*** Information given Section Begins ***

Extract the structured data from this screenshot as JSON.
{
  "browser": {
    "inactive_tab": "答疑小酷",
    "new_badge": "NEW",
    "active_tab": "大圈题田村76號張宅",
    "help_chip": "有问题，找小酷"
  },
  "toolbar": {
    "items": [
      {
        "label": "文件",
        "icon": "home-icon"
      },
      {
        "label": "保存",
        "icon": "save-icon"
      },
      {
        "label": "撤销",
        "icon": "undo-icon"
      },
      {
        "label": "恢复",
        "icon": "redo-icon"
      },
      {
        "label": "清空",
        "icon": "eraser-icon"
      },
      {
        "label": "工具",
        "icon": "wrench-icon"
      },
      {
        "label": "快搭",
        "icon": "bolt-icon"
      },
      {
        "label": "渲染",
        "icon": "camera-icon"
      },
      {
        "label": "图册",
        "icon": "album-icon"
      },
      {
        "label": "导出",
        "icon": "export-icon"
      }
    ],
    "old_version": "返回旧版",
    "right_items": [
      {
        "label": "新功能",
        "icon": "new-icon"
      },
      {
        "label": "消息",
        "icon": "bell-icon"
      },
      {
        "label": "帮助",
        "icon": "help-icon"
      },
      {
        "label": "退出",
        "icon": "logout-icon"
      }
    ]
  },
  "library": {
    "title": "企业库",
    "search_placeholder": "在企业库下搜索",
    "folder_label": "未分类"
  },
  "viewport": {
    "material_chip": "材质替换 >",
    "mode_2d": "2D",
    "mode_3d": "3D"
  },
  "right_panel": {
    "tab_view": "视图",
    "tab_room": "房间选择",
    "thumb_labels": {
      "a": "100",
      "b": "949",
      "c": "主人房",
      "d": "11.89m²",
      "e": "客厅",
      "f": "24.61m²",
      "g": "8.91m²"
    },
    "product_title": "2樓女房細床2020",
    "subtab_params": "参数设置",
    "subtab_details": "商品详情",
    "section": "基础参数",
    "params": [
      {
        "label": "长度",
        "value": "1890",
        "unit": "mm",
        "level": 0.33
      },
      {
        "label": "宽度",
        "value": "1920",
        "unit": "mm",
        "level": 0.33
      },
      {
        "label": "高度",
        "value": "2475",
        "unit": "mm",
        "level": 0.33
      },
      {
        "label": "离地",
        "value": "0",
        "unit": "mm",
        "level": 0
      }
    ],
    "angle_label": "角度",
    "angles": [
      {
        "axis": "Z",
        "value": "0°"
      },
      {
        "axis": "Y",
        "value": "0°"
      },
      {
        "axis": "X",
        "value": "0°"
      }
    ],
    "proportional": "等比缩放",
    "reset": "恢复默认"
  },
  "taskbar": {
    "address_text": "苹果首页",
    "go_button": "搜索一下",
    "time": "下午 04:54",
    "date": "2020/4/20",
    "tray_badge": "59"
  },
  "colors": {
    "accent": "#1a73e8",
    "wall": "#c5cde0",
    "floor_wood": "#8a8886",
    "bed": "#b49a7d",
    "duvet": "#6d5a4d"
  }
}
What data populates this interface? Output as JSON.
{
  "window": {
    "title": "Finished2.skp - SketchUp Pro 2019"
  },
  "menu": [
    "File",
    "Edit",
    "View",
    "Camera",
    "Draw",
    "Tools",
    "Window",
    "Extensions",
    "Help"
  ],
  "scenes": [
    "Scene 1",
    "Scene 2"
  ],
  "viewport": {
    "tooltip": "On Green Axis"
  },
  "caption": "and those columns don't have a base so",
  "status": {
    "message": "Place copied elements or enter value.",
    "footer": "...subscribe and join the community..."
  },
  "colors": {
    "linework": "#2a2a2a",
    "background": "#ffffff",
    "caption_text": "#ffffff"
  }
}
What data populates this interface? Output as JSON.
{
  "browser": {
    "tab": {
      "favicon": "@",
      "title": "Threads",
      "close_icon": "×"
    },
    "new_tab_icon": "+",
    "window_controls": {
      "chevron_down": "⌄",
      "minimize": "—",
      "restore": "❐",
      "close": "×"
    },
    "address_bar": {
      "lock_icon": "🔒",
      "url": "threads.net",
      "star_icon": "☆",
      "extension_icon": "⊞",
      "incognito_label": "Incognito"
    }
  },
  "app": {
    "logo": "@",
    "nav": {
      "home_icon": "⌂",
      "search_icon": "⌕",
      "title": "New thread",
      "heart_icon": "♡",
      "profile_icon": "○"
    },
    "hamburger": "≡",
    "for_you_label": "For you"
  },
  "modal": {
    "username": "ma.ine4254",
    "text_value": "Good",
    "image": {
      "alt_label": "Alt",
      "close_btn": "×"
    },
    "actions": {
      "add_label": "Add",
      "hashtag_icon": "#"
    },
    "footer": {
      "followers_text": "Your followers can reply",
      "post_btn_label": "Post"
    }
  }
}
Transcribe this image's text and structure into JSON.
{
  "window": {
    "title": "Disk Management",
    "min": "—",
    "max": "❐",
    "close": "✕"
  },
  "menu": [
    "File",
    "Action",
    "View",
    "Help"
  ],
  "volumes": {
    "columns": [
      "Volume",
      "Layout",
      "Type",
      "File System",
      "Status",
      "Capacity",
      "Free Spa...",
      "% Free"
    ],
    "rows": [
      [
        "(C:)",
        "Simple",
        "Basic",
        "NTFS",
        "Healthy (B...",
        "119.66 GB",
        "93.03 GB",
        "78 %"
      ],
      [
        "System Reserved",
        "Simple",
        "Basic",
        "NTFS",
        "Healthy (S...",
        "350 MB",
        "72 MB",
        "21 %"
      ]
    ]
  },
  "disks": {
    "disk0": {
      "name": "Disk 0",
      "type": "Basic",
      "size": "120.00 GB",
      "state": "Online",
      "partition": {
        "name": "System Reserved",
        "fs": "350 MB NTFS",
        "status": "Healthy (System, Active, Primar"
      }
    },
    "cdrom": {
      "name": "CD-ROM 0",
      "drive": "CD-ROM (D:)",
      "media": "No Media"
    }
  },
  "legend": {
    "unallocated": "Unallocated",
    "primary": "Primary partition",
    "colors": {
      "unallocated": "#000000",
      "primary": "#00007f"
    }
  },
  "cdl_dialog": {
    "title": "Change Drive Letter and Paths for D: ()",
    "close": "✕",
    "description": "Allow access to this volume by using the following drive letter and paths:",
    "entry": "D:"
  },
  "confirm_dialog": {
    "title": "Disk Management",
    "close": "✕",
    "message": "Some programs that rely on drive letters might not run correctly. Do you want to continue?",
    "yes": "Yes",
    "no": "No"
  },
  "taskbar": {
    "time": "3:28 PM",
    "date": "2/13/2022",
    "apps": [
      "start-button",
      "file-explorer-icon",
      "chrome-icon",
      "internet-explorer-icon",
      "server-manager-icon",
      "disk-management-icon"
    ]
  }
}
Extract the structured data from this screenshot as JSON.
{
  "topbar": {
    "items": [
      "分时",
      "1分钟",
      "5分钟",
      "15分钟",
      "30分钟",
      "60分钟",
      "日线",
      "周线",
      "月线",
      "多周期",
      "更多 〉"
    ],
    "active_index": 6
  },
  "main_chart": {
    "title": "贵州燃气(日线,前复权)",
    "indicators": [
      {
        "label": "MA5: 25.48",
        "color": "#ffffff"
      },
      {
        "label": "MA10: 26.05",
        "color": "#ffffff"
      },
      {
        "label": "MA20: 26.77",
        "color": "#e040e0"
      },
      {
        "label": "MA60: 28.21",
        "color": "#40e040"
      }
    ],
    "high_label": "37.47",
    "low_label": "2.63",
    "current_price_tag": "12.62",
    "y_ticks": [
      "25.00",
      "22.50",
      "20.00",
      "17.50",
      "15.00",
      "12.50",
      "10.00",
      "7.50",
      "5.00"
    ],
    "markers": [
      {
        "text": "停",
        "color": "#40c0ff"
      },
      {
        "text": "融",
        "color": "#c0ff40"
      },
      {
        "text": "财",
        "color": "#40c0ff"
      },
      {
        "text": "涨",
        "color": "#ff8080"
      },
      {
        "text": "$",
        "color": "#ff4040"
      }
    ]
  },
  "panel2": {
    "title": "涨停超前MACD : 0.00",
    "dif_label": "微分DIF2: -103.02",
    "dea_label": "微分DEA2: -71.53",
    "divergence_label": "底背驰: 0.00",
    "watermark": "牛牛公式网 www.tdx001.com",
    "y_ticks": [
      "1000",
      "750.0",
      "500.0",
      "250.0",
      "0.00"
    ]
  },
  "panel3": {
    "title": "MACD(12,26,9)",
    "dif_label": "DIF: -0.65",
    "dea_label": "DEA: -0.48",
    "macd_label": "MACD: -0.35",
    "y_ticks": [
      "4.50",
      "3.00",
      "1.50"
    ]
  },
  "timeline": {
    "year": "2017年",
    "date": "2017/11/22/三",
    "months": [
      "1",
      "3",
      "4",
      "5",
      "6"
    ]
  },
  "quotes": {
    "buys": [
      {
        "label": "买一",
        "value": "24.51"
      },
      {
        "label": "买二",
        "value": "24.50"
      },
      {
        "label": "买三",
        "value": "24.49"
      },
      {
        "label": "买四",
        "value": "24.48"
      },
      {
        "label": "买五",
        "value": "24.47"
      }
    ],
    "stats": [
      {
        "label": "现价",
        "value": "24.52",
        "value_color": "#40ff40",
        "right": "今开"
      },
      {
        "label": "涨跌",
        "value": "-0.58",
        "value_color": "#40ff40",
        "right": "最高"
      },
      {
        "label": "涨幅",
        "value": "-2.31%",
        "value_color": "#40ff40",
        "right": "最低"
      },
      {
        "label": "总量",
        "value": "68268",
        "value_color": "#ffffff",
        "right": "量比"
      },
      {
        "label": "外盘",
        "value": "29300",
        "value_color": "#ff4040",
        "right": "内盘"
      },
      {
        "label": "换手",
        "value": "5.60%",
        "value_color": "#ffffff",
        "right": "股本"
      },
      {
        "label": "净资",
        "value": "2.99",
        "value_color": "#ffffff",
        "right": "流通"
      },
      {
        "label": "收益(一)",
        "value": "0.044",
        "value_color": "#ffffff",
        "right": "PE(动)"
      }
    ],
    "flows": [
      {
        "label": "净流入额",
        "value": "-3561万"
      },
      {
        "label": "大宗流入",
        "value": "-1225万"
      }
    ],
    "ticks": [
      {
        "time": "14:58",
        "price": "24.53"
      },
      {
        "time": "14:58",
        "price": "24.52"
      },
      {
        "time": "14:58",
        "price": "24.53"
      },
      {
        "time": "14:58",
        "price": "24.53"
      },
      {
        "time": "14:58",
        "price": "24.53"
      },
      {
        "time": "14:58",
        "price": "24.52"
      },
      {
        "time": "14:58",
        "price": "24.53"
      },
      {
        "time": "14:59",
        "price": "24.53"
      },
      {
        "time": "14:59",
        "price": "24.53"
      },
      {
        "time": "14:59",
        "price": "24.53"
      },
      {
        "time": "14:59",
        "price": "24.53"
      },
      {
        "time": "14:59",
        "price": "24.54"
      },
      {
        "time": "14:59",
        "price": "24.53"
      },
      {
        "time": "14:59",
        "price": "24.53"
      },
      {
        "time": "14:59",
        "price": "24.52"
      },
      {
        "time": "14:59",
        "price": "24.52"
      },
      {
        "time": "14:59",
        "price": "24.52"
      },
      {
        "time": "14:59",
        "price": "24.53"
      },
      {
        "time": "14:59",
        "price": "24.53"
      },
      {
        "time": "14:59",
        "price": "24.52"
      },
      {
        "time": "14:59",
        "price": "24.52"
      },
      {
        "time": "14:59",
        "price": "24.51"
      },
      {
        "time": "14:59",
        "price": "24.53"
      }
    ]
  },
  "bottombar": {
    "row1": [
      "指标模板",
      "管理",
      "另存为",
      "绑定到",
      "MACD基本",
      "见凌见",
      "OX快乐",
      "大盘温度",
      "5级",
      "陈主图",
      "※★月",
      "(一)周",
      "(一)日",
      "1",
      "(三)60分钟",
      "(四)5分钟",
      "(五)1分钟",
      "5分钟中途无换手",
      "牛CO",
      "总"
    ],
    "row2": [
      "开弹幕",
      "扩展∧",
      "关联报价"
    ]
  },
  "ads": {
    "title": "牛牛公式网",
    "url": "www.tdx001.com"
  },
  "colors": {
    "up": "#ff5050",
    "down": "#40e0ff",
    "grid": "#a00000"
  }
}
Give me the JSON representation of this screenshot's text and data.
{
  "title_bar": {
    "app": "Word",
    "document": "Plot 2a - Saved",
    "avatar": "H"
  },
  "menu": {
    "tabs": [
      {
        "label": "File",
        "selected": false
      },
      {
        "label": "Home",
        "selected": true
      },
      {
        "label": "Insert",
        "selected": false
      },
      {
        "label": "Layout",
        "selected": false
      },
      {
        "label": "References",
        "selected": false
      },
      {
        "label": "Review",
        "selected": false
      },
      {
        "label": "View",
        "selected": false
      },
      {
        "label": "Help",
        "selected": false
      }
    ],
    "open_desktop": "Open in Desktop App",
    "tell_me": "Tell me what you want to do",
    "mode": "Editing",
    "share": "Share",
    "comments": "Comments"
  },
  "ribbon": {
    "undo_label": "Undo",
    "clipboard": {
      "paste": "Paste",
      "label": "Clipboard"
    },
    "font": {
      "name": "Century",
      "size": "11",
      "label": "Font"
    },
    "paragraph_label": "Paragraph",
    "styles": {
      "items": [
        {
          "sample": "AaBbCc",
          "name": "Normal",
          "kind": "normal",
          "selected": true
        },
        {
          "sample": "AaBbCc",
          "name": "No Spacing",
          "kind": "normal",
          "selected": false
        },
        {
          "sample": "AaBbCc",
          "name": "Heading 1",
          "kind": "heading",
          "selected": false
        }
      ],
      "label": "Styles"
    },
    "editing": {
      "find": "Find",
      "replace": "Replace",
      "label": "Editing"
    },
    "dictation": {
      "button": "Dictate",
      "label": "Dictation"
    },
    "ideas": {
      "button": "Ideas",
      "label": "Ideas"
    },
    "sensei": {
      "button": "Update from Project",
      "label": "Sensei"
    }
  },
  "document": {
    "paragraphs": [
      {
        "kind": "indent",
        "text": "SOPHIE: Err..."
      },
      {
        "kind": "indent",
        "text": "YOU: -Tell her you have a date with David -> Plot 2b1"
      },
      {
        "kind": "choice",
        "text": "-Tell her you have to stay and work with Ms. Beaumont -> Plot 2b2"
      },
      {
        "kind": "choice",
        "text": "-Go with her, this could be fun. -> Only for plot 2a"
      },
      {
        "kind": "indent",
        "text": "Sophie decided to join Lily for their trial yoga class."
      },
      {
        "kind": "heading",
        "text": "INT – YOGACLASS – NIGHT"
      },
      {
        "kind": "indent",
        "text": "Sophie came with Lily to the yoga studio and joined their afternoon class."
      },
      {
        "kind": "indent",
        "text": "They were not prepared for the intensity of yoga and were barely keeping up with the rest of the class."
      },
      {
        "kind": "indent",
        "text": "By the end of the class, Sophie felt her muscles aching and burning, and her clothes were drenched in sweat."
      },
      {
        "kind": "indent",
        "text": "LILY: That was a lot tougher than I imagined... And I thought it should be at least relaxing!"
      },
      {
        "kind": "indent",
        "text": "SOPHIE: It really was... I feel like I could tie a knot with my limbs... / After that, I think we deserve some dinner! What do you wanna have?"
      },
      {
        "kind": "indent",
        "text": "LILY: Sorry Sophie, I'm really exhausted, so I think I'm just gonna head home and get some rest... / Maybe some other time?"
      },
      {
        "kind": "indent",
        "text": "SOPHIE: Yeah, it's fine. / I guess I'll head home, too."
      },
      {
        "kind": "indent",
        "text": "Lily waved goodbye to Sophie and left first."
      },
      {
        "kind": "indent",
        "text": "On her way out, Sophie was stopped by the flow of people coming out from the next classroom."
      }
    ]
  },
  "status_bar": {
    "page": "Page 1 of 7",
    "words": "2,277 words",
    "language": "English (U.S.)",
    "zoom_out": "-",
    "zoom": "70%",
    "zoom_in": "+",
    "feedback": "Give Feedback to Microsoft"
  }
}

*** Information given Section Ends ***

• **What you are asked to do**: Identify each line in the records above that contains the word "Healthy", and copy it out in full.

• **Written solution**:
        "Healthy (B...",
        "Healthy (S...",
        "status": "Healthy (System, Active, Primar"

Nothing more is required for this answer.